The following was copied from the interview pertaining to Music Think Tank Andrew Dubber and I gave to the BBC.
1) Decontextualize first, promote second. Artists are in love with their songs/music, and they should be. However, prior to throwing a year of your life into promotion, force yourself to get anonymous feedback from at least thirty friends, twenty artists, and from ten industry professionals. If most love your songs, then promote. Otherwise, go back to the classroom/studio and learn how to make “better” music first.
2) Don’t listen to industry promotion professionals that were successful in 1999. Nobody has the answer to obtaining and sustaining mass-market exposure. Nobody! I don’t care what someone says they did in the past; make them demonstrate the success they obtained six months ago.
3) Seek experienced production people. When it comes to making music, experience is way under-rated in this industry.
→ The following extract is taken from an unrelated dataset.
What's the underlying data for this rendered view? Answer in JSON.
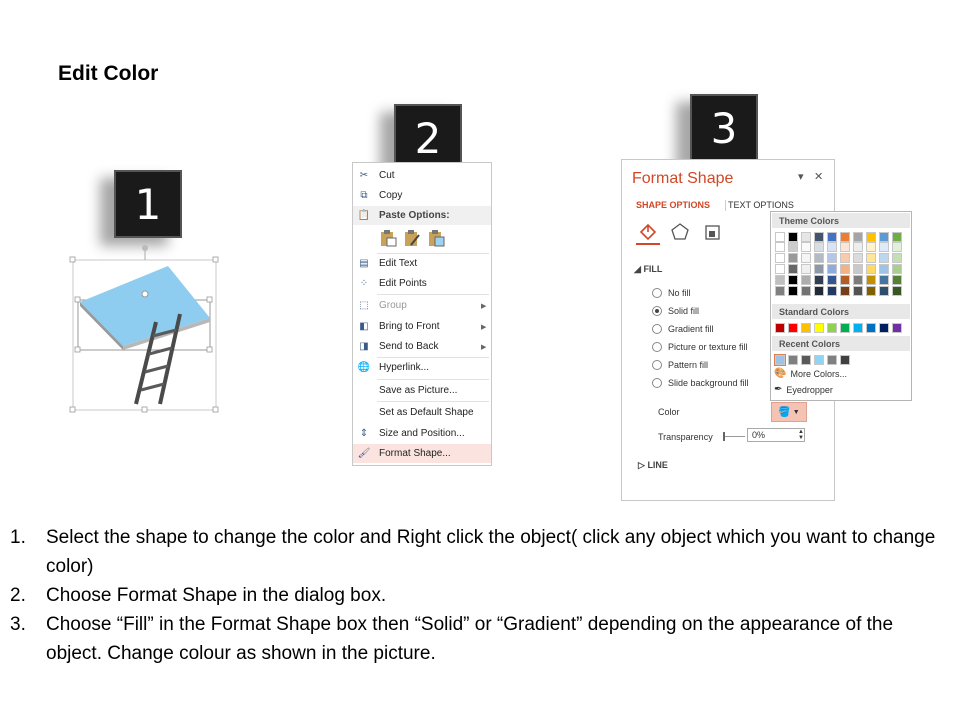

Studios have gone out of business because everyone is a producer/engineer now. Find the most experienced/successful producers, engineers and songwriters you can find. Money spent on a successful producer or a great songwriter will go further than money spent on a promotion “expert”.
4) Don’t go it alone, it’s almost a waste of time! (translation: promote and collaborate with other artists)
5) Act like a software startup. Expand your definition of a “band” to include people that can handle things like social media, video production and software development. Find someone to help you use the equity in your venture to compensate everyone involved.
posted by Bruce Warila